## What the task requires
Return the records exactly, please. Every line should match.

- - - -

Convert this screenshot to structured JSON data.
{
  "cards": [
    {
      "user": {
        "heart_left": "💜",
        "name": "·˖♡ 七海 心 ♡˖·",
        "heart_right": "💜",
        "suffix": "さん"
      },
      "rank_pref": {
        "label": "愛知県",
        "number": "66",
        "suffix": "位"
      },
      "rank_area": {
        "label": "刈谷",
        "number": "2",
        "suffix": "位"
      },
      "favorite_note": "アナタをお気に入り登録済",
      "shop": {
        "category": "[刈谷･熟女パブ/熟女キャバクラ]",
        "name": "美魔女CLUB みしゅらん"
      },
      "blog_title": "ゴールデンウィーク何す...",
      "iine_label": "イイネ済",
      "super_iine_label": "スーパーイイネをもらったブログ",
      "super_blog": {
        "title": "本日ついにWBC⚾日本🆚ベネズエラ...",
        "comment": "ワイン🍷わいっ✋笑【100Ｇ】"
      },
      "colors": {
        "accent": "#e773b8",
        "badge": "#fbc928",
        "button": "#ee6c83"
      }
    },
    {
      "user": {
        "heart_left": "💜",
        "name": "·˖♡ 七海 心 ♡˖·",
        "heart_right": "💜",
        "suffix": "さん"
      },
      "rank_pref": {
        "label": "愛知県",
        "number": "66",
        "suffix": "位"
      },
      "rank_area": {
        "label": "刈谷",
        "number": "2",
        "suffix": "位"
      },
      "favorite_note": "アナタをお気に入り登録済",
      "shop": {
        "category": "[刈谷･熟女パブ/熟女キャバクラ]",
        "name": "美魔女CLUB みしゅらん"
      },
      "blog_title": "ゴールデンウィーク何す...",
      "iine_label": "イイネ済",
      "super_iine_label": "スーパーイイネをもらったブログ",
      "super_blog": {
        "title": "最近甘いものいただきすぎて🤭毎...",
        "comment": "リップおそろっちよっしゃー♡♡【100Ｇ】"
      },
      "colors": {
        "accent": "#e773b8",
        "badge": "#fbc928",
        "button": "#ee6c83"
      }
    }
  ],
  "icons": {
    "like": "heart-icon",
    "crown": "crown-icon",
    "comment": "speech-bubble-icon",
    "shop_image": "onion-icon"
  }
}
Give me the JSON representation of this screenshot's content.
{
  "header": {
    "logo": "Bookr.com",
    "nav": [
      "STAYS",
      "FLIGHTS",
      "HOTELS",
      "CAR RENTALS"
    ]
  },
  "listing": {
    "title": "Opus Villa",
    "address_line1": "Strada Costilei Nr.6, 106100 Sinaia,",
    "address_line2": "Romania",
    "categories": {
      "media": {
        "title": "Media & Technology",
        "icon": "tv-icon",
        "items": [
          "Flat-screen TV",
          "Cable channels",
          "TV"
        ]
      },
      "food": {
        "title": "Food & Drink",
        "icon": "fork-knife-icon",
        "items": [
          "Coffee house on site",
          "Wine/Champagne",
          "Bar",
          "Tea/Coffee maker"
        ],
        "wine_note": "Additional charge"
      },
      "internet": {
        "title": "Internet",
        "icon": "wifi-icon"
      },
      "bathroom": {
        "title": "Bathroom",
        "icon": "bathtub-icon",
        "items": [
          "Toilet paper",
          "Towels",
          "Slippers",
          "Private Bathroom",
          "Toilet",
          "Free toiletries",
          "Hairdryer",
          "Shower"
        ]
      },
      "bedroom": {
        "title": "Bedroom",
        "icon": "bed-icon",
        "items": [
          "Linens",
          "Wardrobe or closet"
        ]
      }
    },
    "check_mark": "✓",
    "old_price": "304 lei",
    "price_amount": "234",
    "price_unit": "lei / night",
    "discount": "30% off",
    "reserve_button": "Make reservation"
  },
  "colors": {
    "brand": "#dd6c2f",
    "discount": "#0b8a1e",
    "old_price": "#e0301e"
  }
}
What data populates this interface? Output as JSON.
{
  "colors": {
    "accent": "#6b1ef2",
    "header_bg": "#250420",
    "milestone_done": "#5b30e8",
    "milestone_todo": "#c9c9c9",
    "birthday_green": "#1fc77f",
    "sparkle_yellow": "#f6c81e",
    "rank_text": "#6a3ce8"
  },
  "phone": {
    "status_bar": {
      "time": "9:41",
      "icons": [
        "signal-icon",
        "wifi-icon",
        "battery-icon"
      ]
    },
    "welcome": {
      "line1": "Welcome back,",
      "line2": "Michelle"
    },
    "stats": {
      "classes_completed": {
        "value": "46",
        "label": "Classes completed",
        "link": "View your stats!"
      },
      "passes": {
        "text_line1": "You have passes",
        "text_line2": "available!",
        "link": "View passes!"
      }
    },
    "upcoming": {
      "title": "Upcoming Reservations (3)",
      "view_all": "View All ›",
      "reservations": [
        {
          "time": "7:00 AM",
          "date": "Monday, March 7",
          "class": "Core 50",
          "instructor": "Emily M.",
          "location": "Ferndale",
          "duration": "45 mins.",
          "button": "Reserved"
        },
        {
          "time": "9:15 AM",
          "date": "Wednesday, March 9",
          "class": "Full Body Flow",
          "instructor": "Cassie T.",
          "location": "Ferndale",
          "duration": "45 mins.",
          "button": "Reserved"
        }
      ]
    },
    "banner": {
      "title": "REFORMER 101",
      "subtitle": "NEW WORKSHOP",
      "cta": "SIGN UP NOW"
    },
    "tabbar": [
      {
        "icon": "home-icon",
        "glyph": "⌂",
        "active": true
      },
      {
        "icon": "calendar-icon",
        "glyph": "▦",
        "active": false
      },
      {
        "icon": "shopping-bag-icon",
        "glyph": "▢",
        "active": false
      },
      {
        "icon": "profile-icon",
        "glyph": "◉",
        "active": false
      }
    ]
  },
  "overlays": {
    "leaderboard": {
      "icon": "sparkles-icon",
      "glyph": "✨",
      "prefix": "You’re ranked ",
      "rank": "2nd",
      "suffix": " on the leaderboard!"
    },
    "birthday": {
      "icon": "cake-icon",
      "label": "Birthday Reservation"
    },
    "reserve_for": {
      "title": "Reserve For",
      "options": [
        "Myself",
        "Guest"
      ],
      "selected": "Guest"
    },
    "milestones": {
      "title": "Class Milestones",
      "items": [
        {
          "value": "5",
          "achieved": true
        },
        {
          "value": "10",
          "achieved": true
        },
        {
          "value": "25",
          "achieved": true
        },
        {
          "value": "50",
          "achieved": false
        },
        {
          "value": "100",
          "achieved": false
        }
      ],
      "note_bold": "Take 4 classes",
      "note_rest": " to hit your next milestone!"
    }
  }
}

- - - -

## Written answer
Convert this screenshot to structured JSON data.
{
  "cards": [
    {
      "user": {
        "heart_left": "💜",
        "name": "·˖♡ 七海 心 ♡˖·",
        "heart_right": "💜",
        "suffix": "さん"
      },
      "rank_pref": {
        "label": "愛知県",
        "number": "66",
        "suffix": "位"
      },
      "rank_area": {
        "label": "刈谷",
        "number": "2",
        "suffix": "位"
      },
      "favorite_note": "アナタをお気に入り登録済",
      "shop": {
        "category": "[刈谷･熟女パブ/熟女キャバクラ]",
        "name": "美魔女CLUB みしゅらん"
      },
      "blog_title": "ゴールデンウィーク何す...",
      "iine_label": "イイネ済",
      "super_iine_label": "スーパーイイネをもらったブログ",
      "super_blog": {
        "title": "本日ついにWBC⚾日本🆚ベネズエラ...",
        "comment": "ワイン🍷わいっ✋笑【100Ｇ】"
      },
      "colors": {
        "accent": "#e773b8",
        "badge": "#fbc928",
        "button": "#ee6c83"
      }
    },
    {
      "user": {
        "heart_left": "💜",
        "name": "·˖♡ 七海 心 ♡˖·",
        "heart_right": "💜",
        "suffix": "さん"
      },
      "rank_pref": {
        "label": "愛知県",
        "number": "66",
        "suffix": "位"
      },
      "rank_area": {
        "label": "刈谷",
        "number": "2",
        "suffix": "位"
      },
      "favorite_note": "アナタをお気に入り登録済",
      "shop": {
        "category": "[刈谷･熟女パブ/熟女キャバクラ]",
        "name": "美魔女CLUB みしゅらん"
      },
      "blog_title": "ゴールデンウィーク何す...",
      "iine_label": "イイネ済",
      "super_iine_label": "スーパーイイネをもらったブログ",
      "super_blog": {
        "title": "最近甘いものいただきすぎて🤭毎...",
        "comment": "リップおそろっちよっしゃー♡♡【100Ｇ】"
      },
      "colors": {
        "accent": "#e773b8",
        "badge": "#fbc928",
        "button": "#ee6c83"
      }
    }
  ],
  "icons": {
    "like": "heart-icon",
    "crown": "crown-icon",
    "comment": "speech-bubble-icon",
    "shop_image": "onion-icon"
  }
}
Give me the JSON representation of this screenshot's content.
{
  "header": {
    "logo": "Bookr.com",
    "nav": [
      "STAYS",
      "FLIGHTS",
      "HOTELS",
      "CAR RENTALS"
    ]
  },
  "listing": {
    "title": "Opus Villa",
    "address_line1": "Strada Costilei Nr.6, 106100 Sinaia,",
    "address_line2": "Romania",
    "categories": {
      "media": {
        "title": "Media & Technology",
        "icon": "tv-icon",
        "items": [
          "Flat-screen TV",
          "Cable channels",
          "TV"
        ]
      },
      "food": {
        "title": "Food & Drink",
        "icon": "fork-knife-icon",
        "items": [
          "Coffee house on site",
          "Wine/Champagne",
          "Bar",
          "Tea/Coffee maker"
        ],
        "wine_note": "Additional charge"
      },
      "internet": {
        "title": "Internet",
        "icon": "wifi-icon"
      },
      "bathroom": {
        "title": "Bathroom",
        "icon": "bathtub-icon",
        "items": [
          "Toilet paper",
          "Towels",
          "Slippers",
          "Private Bathroom",
          "Toilet",
          "Free toiletries",
          "Hairdryer",
          "Shower"
        ]
      },
      "bedroom": {
        "title": "Bedroom",
        "icon": "bed-icon",
        "items": [
          "Linens",
          "Wardrobe or closet"
        ]
      }
    },
    "check_mark": "✓",
    "old_price": "304 lei",
    "price_amount": "234",
    "price_unit": "lei / night",
    "discount": "30% off",
    "reserve_button": "Make reservation"
  },
  "colors": {
    "brand": "#dd6c2f",
    "discount": "#0b8a1e",
    "old_price": "#e0301e"
  }
}
What data populates this interface? Output as JSON.
{
  "colors": {
    "accent": "#6b1ef2",
    "header_bg": "#250420",
    "milestone_done": "#5b30e8",
    "milestone_todo": "#c9c9c9",
    "birthday_green": "#1fc77f",
    "sparkle_yellow": "#f6c81e",
    "rank_text": "#6a3ce8"
  },
  "phone": {
    "status_bar": {
      "time": "9:41",
      "icons": [
        "signal-icon",
        "wifi-icon",
        "battery-icon"
      ]
    },
    "welcome": {
      "line1": "Welcome back,",
      "line2": "Michelle"
    },
    "stats": {
      "classes_completed": {
        "value": "46",
        "label": "Classes completed",
        "link": "View your stats!"
      },
      "passes": {
        "text_line1": "You have passes",
        "text_line2": "available!",
        "link": "View passes!"
      }
    },
    "upcoming": {
      "title": "Upcoming Reservations (3)",
      "view_all": "View All ›",
      "reservations": [
        {
          "time": "7:00 AM",
          "date": "Monday, March 7",
          "class": "Core 50",
          "instructor": "Emily M.",
          "location": "Ferndale",
          "duration": "45 mins.",
          "button": "Reserved"
        },
        {
          "time": "9:15 AM",
          "date": "Wednesday, March 9",
          "class": "Full Body Flow",
          "instructor": "Cassie T.",
          "location": "Ferndale",
          "duration": "45 mins.",
          "button": "Reserved"
        }
      ]
    },
    "banner": {
      "title": "REFORMER 101",
      "subtitle": "NEW WORKSHOP",
      "cta": "SIGN UP NOW"
    },
    "tabbar": [
      {
        "icon": "home-icon",
        "glyph": "⌂",
        "active": true
      },
      {
        "icon": "calendar-icon",
        "glyph": "▦",
        "active": false
      },
      {
        "icon": "shopping-bag-icon",
        "glyph": "▢",
        "active": false
      },
      {
        "icon": "profile-icon",
        "glyph": "◉",
        "active": false
      }
    ]
  },
  "overlays": {
    "leaderboard": {
      "icon": "sparkles-icon",
      "glyph": "✨",
      "prefix": "You’re ranked ",
      "rank": "2nd",
      "suffix": " on the leaderboard!"
    },
    "birthday": {
      "icon": "cake-icon",
      "label": "Birthday Reservation"
    },
    "reserve_for": {
      "title": "Reserve For",
      "options": [
        "Myself",
        "Guest"
      ],
      "selected": "Guest"
    },
    "milestones": {
      "title": "Class Milestones",
      "items": [
        {
          "value": "5",
          "achieved": true
        },
        {
          "value": "10",
          "achieved": true
        },
        {
          "value": "25",
          "achieved": true
        },
        {
          "value": "50",
          "achieved": false
        },
        {
          "value": "100",
          "achieved": false
        }
      ],
      "note_bold": "Take 4 classes",
      "note_rest": " to hit your next milestone!"
    }
  }
}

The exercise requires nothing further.